**** HIAA Media Release
2020 Passenger Traffic at Halifax Stanfield Hit 50-Year Low
Walking through Halifax Stanfield these days feels a bit like you’ve stumbled onto the set of a post-apocalyptic movie. Escalators are turned off, lights are dimmed, stores are shuttered, and traveller sightings are few and far between.
The pandemic, which has created challenges for many in our communities, has decimated the aviation industry and stalled passenger traffic at levels not seen since 1972.
“At the start of last year, Halifax Stanfield was well-positioned for growth, and our team was prepared for another successful year, having added two new international routes for our community members to enjoy,” said Joyce Carter, President and CEO, Halifax International Airport Authority (HIAA). “Little did we know, the COVID-19 pandemic would have an untold impact on our airport and its people, the aviation industry, and especially our communities.”
In 2020, Halifax Stanfield welcomed just 995,426 passengers. It’s the first time since 1972 the airport served fewer than one million passengers. Over two-thirds of those passengers travelled between January and March, before the pandemic took hold, resulting in federal and provincial travel restrictions that caused non-essential travel to come to a halt.
From April to December, the airport saw a decline in passenger traffic
of 91 per cent over the same period in 2019. Halifax Stanfield is currently connected to just four destinations, compared to the 46 that were planned for 2020.
“Time is running out for Canada’s airports. We can only sustain this lack of passenger activity for so long, without significant government support. We have seen airlines make tough decisions and cuts in Atlantic Canada, and while understandable due to lack of travel demand, these cuts will impact the flights and destinations we can offer our community in the future,” said Carter.

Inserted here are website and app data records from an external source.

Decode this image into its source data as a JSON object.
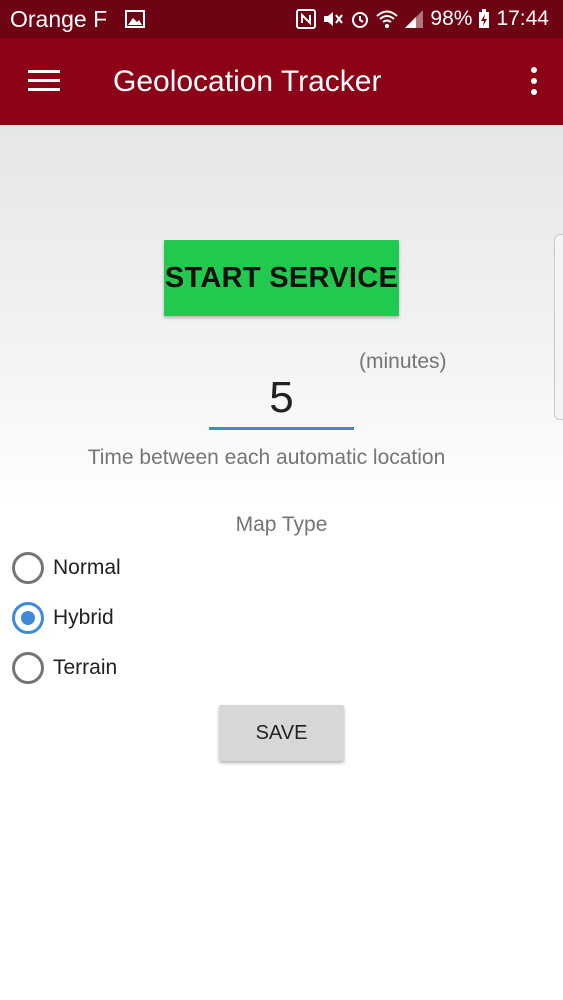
{
  "status_bar": {
    "carrier": "Orange F",
    "battery": "98%",
    "time": "17:44",
    "icons": [
      "gallery-icon",
      "nfc-icon",
      "mute-icon",
      "alarm-icon",
      "wifi-icon",
      "signal-icon",
      "battery-charging-icon"
    ]
  },
  "app_bar": {
    "title": "Geolocation Tracker",
    "icons": [
      "menu-icon",
      "overflow-menu-icon"
    ]
  },
  "service": {
    "start_label": "START SERVICE"
  },
  "interval": {
    "value": "5",
    "unit_label": "(minutes)",
    "help_text": "Time between each automatic location"
  },
  "map_type": {
    "label": "Map Type",
    "options": [
      {
        "label": "Normal",
        "checked": false
      },
      {
        "label": "Hybrid",
        "checked": true
      },
      {
        "label": "Terrain",
        "checked": false
      }
    ]
  },
  "save_label": "SAVE",
  "colors": {
    "status_bar": "#6e0313",
    "app_bar": "#8c0216",
    "start_button": "#22c94f",
    "accent": "#3f8ad8",
    "save_button": "#d6d7d7"
  }
}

“In order to be here for our passengers and community, we have to make sure that air travel is a viable option for them.”
HIAA is joining Canada’s airports in asking the federal government to increase support to the air sector by collaborating on reasonable financial solutions and implementing a
national, science-based approach to safely restarting air travel, such as airport testing and health screening. Restarting air travel is key in rebuilding Nova Scotia, and Atlantic Canada’s economies, through the tourism sector and beyond.
“The impact on regional air capacity as a result of COVID-19 has been devastating,”
says Darlene Grant Fiander, President of the Tourism Industry Association of Nova Scotia (TIANS). “Recovery and rebuilding of our aviation sector will require focused financial and policy support so that Halifax Stanfield can continue its role as an economic
powerhouse for both tourism and trade in the Atlantic region. A strong HIAA will ensure the resumption of the regional routes that have been discontinued during the pandemic.”
Halifax Stanfield plays an essential role in not only tourism, but also the broader
economic impact of the entire Atlantic region. Pre-pandemic, the airport community supported 5,700 on-site jobs and contributed $3.8 billion annually to the Nova Scotia economy. As a result of COVID-19, it is expected that 50 per cent of Canadian aviation jobs will be lost, and even more could be affected in the tourism and hospitality sector.
“It’s been a very challenging year to operate at the airport,” said Lisa Olie, General Manager, Liquid Assets. “While this past year has been hard on us from a retail standpoint, the pandemic forced us to look at our business model in a new way. We now offer delivery service to supplement our much smaller revenue stream from airport activity. One of the most satisfying things we hear from airport customers who need to
travel during the pandemic is that they’re glad we’re open for them. Being there for our customers in any manner they need us continues to be the reason we open up each day at Halifax Stanfield.”
As a critical piece of transportation infrastructure, Halifax Stanfield remains open to safely move essential workers and goods, such as vaccines, facilitate medevac and support other important services that support Canada’s economy and recovery.
Throughout the pandemic, Halifax Stanfield has significantly enhanced health and safety measures throughout the facility, including implementing new cleaning and sanitization protocols, physical distancing, and mandatory masking, limiting the terminal
building to travellers and workers, and issuing reminders about self-isolation
requirements and good personal hygiene.
HIAA also reduced its operating expenses to the extent possible while maintaining safe and secure airport operations. Airport authorities in Canada, including HIAA, operate on a user-pay model, and without users there are only so many levers to pull to manage a financial crisis of this magnitude. Whether one or one thousand airplanes land, the cost
to safely operate the airfield, terminal building and property remains largely the same.
HIAA remains concerned about its ability to support the economic recovery of the
province and region the longer this crisis goes on, and to reconnect community
members to their loved ones, clients, and education institutions, when the pandemic and associated travel restrictions ease.
“We have truly missed our passengers this past year and we’re ready to support them when the time is right to travel again,” said Carter. “I am confident we will recover from COVID-19, however it will not be easy. We’re committed to continue to serve our passengers and look forward to better times ahead as our communities and the aviation sector recover from the impacts of the pandemic.”